WHAT TO PRODUCE: Return all lines in the data where the string "content" can be found.
BEGIN ENTRIES SHOWN
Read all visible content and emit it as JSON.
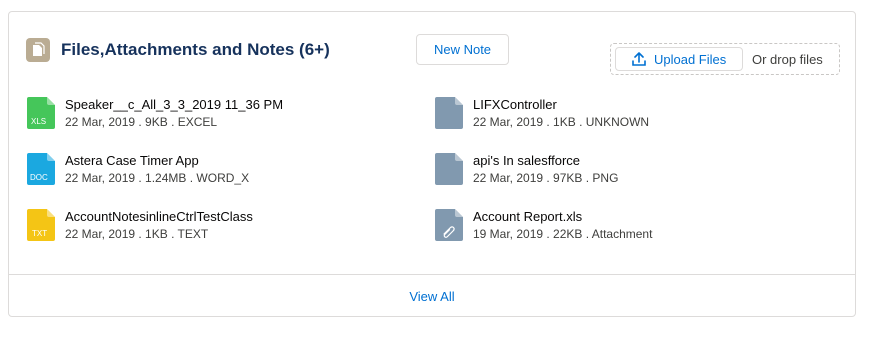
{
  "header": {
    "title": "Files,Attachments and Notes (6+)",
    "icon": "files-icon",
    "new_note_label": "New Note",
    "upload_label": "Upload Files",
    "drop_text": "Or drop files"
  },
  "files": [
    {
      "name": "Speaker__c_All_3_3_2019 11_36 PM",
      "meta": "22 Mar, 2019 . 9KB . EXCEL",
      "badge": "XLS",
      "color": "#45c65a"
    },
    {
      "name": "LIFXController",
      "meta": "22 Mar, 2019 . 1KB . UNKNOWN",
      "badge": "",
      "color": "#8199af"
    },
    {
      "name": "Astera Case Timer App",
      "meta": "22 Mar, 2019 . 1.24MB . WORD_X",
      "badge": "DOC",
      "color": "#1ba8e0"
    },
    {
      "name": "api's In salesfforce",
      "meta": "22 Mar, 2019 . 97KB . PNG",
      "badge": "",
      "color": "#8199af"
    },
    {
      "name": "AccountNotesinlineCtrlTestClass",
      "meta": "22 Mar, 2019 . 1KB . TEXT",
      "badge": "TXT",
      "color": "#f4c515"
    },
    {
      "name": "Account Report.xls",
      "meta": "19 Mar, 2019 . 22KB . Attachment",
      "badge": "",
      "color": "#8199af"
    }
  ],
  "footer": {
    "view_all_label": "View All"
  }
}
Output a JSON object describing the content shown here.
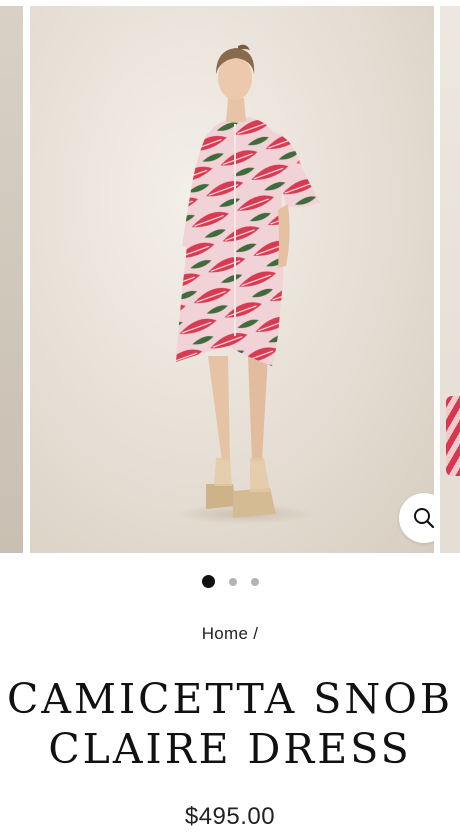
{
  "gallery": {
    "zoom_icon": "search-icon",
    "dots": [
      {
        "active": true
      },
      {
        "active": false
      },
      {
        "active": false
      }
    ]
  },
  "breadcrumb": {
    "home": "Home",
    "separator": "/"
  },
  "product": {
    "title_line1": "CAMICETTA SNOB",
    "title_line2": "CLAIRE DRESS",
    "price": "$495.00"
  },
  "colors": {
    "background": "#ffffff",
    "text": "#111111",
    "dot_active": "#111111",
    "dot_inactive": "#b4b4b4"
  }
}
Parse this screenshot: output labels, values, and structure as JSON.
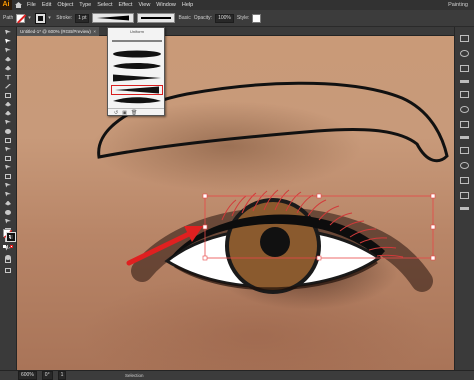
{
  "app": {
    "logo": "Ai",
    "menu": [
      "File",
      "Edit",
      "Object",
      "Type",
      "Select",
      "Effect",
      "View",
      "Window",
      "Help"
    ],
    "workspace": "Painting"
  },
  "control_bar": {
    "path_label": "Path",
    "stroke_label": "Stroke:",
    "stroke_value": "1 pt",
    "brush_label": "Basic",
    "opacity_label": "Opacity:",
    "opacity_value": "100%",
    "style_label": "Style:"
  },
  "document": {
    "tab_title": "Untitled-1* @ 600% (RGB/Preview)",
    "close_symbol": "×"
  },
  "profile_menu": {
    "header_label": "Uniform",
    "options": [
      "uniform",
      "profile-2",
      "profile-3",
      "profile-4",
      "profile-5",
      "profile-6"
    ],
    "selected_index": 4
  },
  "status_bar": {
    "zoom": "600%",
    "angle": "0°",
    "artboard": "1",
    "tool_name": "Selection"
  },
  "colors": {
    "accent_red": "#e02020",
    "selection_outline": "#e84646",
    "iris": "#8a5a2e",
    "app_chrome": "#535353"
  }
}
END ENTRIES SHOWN
RESPONSE AREA:
Read all visible content and emit it as JSON.
Output a JSON object describing the content shown here.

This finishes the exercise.